◆ YOUR INSTRUCTIONS
The entries below are to be returned exactly. Include all of them.

◆ Records from a collection
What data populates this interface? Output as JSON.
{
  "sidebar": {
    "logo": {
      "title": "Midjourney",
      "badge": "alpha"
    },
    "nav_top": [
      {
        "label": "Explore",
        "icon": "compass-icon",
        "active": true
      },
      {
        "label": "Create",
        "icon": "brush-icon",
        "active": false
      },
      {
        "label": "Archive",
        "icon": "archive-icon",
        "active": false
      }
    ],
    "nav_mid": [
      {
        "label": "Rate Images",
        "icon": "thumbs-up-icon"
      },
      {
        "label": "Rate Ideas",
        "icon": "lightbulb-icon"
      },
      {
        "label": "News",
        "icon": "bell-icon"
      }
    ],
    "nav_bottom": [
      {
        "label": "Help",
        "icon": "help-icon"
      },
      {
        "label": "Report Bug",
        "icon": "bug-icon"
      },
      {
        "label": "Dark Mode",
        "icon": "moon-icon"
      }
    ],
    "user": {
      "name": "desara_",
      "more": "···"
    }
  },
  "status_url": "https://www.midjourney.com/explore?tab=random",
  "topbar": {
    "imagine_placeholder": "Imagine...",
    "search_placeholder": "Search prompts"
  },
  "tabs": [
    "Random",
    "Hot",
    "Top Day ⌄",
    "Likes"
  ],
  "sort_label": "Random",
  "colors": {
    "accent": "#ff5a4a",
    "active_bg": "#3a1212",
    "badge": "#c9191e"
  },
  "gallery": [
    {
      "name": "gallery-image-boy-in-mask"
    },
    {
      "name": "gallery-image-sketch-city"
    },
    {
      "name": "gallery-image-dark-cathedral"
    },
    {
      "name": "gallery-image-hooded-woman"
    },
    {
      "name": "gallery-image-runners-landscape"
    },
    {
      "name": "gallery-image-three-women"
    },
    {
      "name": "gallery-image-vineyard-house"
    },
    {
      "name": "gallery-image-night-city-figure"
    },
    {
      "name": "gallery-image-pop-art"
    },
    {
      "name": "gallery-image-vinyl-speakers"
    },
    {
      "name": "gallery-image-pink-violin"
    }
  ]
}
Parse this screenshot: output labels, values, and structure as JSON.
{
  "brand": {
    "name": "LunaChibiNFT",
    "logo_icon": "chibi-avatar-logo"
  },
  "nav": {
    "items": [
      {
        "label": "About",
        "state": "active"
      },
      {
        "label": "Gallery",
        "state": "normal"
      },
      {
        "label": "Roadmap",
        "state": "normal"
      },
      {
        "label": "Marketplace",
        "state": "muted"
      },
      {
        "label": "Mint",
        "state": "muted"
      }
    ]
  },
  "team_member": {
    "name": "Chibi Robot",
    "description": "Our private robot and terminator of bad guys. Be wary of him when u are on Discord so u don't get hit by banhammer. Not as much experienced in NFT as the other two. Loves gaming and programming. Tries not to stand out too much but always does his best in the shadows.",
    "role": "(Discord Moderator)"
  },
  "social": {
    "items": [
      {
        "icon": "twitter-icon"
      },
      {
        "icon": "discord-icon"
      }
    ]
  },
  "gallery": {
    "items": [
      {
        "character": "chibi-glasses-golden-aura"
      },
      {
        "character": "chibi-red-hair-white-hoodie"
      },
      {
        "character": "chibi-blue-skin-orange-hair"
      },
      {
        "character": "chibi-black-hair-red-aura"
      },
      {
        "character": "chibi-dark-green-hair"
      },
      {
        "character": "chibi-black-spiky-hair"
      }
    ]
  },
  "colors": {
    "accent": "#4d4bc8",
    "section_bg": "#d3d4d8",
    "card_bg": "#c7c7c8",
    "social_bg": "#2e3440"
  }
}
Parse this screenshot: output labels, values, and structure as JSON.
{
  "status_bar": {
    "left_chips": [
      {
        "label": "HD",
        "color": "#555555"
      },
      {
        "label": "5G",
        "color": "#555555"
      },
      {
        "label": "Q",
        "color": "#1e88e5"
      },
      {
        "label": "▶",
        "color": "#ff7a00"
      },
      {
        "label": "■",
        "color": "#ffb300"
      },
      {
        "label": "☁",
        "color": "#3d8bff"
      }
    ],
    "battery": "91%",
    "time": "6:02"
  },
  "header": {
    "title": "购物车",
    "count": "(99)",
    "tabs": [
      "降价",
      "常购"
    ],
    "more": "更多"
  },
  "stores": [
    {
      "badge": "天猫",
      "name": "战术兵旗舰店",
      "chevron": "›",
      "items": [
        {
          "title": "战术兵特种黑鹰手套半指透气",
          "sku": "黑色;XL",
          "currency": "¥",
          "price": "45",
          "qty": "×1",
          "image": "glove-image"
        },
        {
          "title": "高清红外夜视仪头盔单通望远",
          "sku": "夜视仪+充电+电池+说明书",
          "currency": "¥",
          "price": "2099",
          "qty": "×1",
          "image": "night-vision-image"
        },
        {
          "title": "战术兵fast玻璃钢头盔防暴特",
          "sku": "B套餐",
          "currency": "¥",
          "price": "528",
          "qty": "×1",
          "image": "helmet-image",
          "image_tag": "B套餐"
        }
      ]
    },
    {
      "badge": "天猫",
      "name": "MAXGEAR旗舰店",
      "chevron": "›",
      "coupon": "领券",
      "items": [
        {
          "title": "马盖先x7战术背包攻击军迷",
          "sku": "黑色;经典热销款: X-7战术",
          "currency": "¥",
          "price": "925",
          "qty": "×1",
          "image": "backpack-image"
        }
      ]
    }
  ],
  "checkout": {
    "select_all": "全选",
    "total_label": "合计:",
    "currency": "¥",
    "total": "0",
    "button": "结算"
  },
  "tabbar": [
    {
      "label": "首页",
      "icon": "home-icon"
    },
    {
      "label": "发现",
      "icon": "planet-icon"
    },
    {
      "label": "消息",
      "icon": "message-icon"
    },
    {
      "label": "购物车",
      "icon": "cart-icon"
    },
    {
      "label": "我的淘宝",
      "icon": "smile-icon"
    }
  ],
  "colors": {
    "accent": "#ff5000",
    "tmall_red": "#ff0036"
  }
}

◆ WRITTEN REPLY
What data populates this interface? Output as JSON.
{
  "sidebar": {
    "logo": {
      "title": "Midjourney",
      "badge": "alpha"
    },
    "nav_top": [
      {
        "label": "Explore",
        "icon": "compass-icon",
        "active": true
      },
      {
        "label": "Create",
        "icon": "brush-icon",
        "active": false
      },
      {
        "label": "Archive",
        "icon": "archive-icon",
        "active": false
      }
    ],
    "nav_mid": [
      {
        "label": "Rate Images",
        "icon": "thumbs-up-icon"
      },
      {
        "label": "Rate Ideas",
        "icon": "lightbulb-icon"
      },
      {
        "label": "News",
        "icon": "bell-icon"
      }
    ],
    "nav_bottom": [
      {
        "label": "Help",
        "icon": "help-icon"
      },
      {
        "label": "Report Bug",
        "icon": "bug-icon"
      },
      {
        "label": "Dark Mode",
        "icon": "moon-icon"
      }
    ],
    "user": {
      "name": "desara_",
      "more": "···"
    }
  },
  "status_url": "https://www.midjourney.com/explore?tab=random",
  "topbar": {
    "imagine_placeholder": "Imagine...",
    "search_placeholder": "Search prompts"
  },
  "tabs": [
    "Random",
    "Hot",
    "Top Day ⌄",
    "Likes"
  ],
  "sort_label": "Random",
  "colors": {
    "accent": "#ff5a4a",
    "active_bg": "#3a1212",
    "badge": "#c9191e"
  },
  "gallery": [
    {
      "name": "gallery-image-boy-in-mask"
    },
    {
      "name": "gallery-image-sketch-city"
    },
    {
      "name": "gallery-image-dark-cathedral"
    },
    {
      "name": "gallery-image-hooded-woman"
    },
    {
      "name": "gallery-image-runners-landscape"
    },
    {
      "name": "gallery-image-three-women"
    },
    {
      "name": "gallery-image-vineyard-house"
    },
    {
      "name": "gallery-image-night-city-figure"
    },
    {
      "name": "gallery-image-pop-art"
    },
    {
      "name": "gallery-image-vinyl-speakers"
    },
    {
      "name": "gallery-image-pink-violin"
    }
  ]
}
Parse this screenshot: output labels, values, and structure as JSON.
{
  "brand": {
    "name": "LunaChibiNFT",
    "logo_icon": "chibi-avatar-logo"
  },
  "nav": {
    "items": [
      {
        "label": "About",
        "state": "active"
      },
      {
        "label": "Gallery",
        "state": "normal"
      },
      {
        "label": "Roadmap",
        "state": "normal"
      },
      {
        "label": "Marketplace",
        "state": "muted"
      },
      {
        "label": "Mint",
        "state": "muted"
      }
    ]
  },
  "team_member": {
    "name": "Chibi Robot",
    "description": "Our private robot and terminator of bad guys. Be wary of him when u are on Discord so u don't get hit by banhammer. Not as much experienced in NFT as the other two. Loves gaming and programming. Tries not to stand out too much but always does his best in the shadows.",
    "role": "(Discord Moderator)"
  },
  "social": {
    "items": [
      {
        "icon": "twitter-icon"
      },
      {
        "icon": "discord-icon"
      }
    ]
  },
  "gallery": {
    "items": [
      {
        "character": "chibi-glasses-golden-aura"
      },
      {
        "character": "chibi-red-hair-white-hoodie"
      },
      {
        "character": "chibi-blue-skin-orange-hair"
      },
      {
        "character": "chibi-black-hair-red-aura"
      },
      {
        "character": "chibi-dark-green-hair"
      },
      {
        "character": "chibi-black-spiky-hair"
      }
    ]
  },
  "colors": {
    "accent": "#4d4bc8",
    "section_bg": "#d3d4d8",
    "card_bg": "#c7c7c8",
    "social_bg": "#2e3440"
  }
}
Parse this screenshot: output labels, values, and structure as JSON.
{
  "status_bar": {
    "left_chips": [
      {
        "label": "HD",
        "color": "#555555"
      },
      {
        "label": "5G",
        "color": "#555555"
      },
      {
        "label": "Q",
        "color": "#1e88e5"
      },
      {
        "label": "▶",
        "color": "#ff7a00"
      },
      {
        "label": "■",
        "color": "#ffb300"
      },
      {
        "label": "☁",
        "color": "#3d8bff"
      }
    ],
    "battery": "91%",
    "time": "6:02"
  },
  "header": {
    "title": "购物车",
    "count": "(99)",
    "tabs": [
      "降价",
      "常购"
    ],
    "more": "更多"
  },
  "stores": [
    {
      "badge": "天猫",
      "name": "战术兵旗舰店",
      "chevron": "›",
      "items": [
        {
          "title": "战术兵特种黑鹰手套半指透气",
          "sku": "黑色;XL",
          "currency": "¥",
          "price": "45",
          "qty": "×1",
          "image": "glove-image"
        },
        {
          "title": "高清红外夜视仪头盔单通望远",
          "sku": "夜视仪+充电+电池+说明书",
          "currency": "¥",
          "price": "2099",
          "qty": "×1",
          "image": "night-vision-image"
        },
        {
          "title": "战术兵fast玻璃钢头盔防暴特",
          "sku": "B套餐",
          "currency": "¥",
          "price": "528",
          "qty": "×1",
          "image": "helmet-image",
          "image_tag": "B套餐"
        }
      ]
    },
    {
      "badge": "天猫",
      "name": "MAXGEAR旗舰店",
      "chevron": "›",
      "coupon": "领券",
      "items": [
        {
          "title": "马盖先x7战术背包攻击军迷",
          "sku": "黑色;经典热销款: X-7战术",
          "currency": "¥",
          "price": "925",
          "qty": "×1",
          "image": "backpack-image"
        }
      ]
    }
  ],
  "checkout": {
    "select_all": "全选",
    "total_label": "合计:",
    "currency": "¥",
    "total": "0",
    "button": "结算"
  },
  "tabbar": [
    {
      "label": "首页",
      "icon": "home-icon"
    },
    {
      "label": "发现",
      "icon": "planet-icon"
    },
    {
      "label": "消息",
      "icon": "message-icon"
    },
    {
      "label": "购物车",
      "icon": "cart-icon"
    },
    {
      "label": "我的淘宝",
      "icon": "smile-icon"
    }
  ],
  "colors": {
    "accent": "#ff5000",
    "tmall_red": "#ff0036"
  }
}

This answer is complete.